_YOUR ASSIGNMENT_
Wherever the word "JSON" appears in a line below, that line counts; report the total number of such lines only.

--- DATA SHOWN Enclosed Below ---

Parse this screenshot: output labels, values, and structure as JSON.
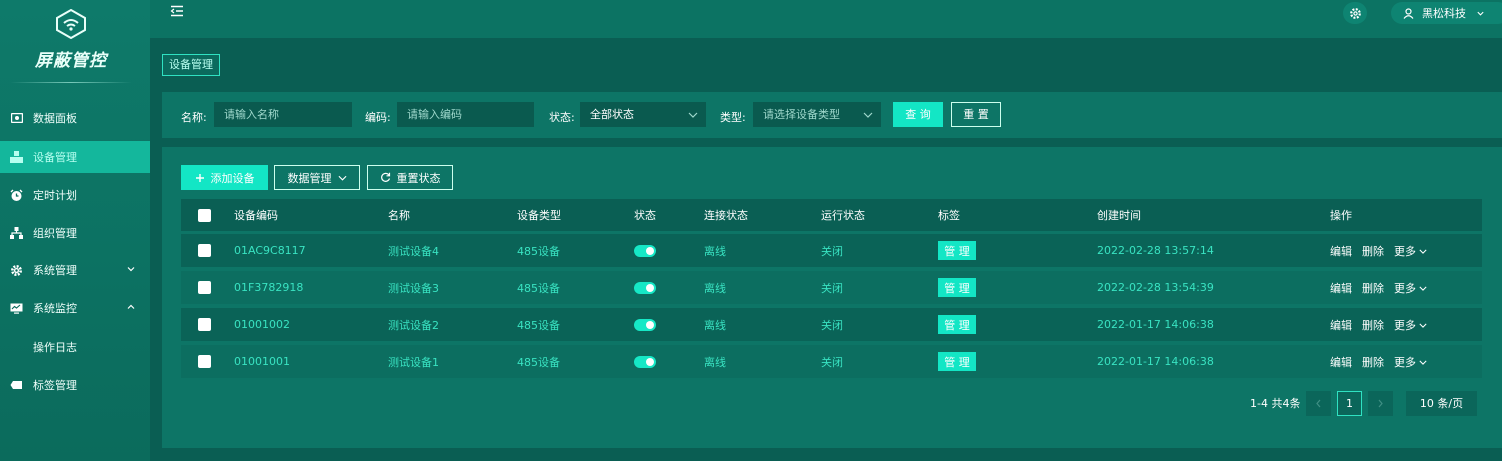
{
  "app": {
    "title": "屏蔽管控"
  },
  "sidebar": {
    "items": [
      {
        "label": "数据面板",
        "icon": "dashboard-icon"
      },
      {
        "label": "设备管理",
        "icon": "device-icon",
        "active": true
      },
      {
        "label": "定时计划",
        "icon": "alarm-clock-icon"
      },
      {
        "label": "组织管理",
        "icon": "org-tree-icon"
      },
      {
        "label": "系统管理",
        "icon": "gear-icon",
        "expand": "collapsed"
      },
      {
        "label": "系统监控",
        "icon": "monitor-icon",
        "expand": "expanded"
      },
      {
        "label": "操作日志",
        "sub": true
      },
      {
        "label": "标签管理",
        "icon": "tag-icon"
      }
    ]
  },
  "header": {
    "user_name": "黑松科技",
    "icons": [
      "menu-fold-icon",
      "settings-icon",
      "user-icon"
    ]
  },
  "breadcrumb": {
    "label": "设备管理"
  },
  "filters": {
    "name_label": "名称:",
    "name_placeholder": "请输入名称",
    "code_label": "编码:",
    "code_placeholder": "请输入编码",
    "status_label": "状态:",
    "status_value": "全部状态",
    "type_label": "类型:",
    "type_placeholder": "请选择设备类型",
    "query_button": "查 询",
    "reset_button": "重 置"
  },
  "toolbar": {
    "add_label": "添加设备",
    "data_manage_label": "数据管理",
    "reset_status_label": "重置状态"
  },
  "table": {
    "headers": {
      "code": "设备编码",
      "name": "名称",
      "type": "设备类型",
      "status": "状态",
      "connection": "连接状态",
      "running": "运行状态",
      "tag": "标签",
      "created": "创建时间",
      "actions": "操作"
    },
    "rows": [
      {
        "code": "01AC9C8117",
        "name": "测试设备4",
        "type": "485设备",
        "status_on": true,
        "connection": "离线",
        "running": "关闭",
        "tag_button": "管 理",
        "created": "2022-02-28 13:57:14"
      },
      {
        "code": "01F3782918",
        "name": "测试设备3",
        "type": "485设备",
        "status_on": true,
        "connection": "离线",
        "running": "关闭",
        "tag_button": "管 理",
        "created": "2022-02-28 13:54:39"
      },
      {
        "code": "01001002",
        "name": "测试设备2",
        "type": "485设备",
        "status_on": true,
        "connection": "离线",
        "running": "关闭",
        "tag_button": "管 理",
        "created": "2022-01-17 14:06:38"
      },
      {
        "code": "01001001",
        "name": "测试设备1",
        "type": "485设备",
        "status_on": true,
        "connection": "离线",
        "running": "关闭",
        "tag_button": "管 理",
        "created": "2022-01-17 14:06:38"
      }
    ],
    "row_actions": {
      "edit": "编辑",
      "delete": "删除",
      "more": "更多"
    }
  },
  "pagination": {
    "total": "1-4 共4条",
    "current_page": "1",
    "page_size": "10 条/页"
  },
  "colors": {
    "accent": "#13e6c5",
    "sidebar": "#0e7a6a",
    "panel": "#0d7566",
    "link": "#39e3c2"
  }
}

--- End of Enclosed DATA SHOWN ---
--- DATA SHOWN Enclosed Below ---

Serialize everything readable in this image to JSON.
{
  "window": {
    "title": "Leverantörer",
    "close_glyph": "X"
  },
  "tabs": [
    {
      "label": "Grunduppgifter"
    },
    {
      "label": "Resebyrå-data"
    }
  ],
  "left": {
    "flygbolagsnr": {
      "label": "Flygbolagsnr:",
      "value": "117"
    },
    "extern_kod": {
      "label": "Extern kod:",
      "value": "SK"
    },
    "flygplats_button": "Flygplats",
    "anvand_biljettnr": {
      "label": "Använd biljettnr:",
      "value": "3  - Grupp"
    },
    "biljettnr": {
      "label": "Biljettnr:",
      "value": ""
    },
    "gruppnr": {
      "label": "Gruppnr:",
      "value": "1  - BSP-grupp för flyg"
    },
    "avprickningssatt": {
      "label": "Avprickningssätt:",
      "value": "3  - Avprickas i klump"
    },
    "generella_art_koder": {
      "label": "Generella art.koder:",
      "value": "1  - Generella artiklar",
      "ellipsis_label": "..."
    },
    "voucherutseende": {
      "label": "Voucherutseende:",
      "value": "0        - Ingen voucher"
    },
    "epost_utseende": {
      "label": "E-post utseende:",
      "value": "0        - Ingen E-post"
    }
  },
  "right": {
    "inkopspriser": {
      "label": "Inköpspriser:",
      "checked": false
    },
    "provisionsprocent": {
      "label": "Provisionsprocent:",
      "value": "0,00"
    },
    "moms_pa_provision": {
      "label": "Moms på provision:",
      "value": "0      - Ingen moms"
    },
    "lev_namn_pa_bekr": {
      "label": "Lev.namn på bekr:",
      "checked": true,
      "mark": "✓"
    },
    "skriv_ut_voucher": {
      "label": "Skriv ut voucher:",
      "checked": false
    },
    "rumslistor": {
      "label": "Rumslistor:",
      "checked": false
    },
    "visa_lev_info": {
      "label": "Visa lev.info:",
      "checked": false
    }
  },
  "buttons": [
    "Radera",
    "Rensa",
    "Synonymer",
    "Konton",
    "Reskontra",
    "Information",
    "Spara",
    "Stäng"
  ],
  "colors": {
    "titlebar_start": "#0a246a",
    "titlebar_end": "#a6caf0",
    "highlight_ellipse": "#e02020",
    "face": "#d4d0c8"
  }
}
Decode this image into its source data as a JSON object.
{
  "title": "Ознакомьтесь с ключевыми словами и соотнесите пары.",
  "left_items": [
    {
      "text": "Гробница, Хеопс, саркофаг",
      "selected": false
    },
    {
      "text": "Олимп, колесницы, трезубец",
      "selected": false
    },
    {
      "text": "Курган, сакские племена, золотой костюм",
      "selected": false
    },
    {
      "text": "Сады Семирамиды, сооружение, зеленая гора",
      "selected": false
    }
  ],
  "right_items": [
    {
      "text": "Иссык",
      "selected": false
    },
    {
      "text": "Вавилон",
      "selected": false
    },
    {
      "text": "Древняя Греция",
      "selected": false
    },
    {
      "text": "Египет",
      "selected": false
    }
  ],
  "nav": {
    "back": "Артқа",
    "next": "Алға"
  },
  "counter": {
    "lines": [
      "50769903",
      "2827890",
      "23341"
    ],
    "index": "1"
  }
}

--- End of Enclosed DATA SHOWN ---
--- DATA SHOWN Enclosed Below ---

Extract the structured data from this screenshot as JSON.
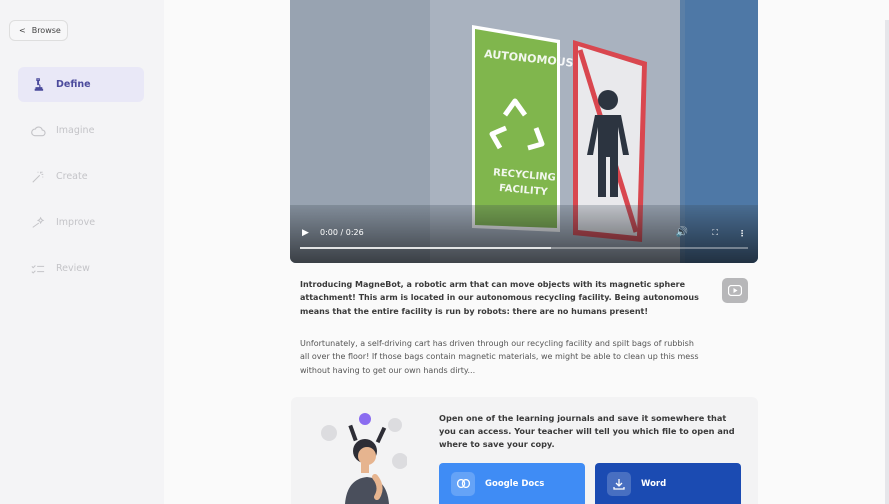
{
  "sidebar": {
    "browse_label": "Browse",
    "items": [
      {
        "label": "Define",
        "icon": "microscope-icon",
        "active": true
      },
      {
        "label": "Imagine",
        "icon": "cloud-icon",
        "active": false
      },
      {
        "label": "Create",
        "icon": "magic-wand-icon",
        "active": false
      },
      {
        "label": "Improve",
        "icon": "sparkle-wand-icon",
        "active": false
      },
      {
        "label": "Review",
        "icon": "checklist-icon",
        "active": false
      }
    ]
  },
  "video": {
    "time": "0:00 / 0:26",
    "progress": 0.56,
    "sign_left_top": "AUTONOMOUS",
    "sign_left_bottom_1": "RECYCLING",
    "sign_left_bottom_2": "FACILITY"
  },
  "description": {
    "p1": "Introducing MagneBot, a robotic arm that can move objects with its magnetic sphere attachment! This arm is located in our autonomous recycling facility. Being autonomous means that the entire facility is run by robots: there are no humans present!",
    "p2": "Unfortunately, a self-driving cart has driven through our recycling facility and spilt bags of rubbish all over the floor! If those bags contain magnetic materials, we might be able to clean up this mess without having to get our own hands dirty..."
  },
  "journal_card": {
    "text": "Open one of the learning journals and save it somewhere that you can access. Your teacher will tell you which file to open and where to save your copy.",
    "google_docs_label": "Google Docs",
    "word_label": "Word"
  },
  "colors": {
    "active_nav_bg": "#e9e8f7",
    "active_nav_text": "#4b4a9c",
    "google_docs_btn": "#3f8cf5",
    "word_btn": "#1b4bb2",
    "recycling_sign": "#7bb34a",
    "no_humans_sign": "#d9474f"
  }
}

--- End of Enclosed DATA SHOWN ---

_ANSWER TO THE PROBLEM_
4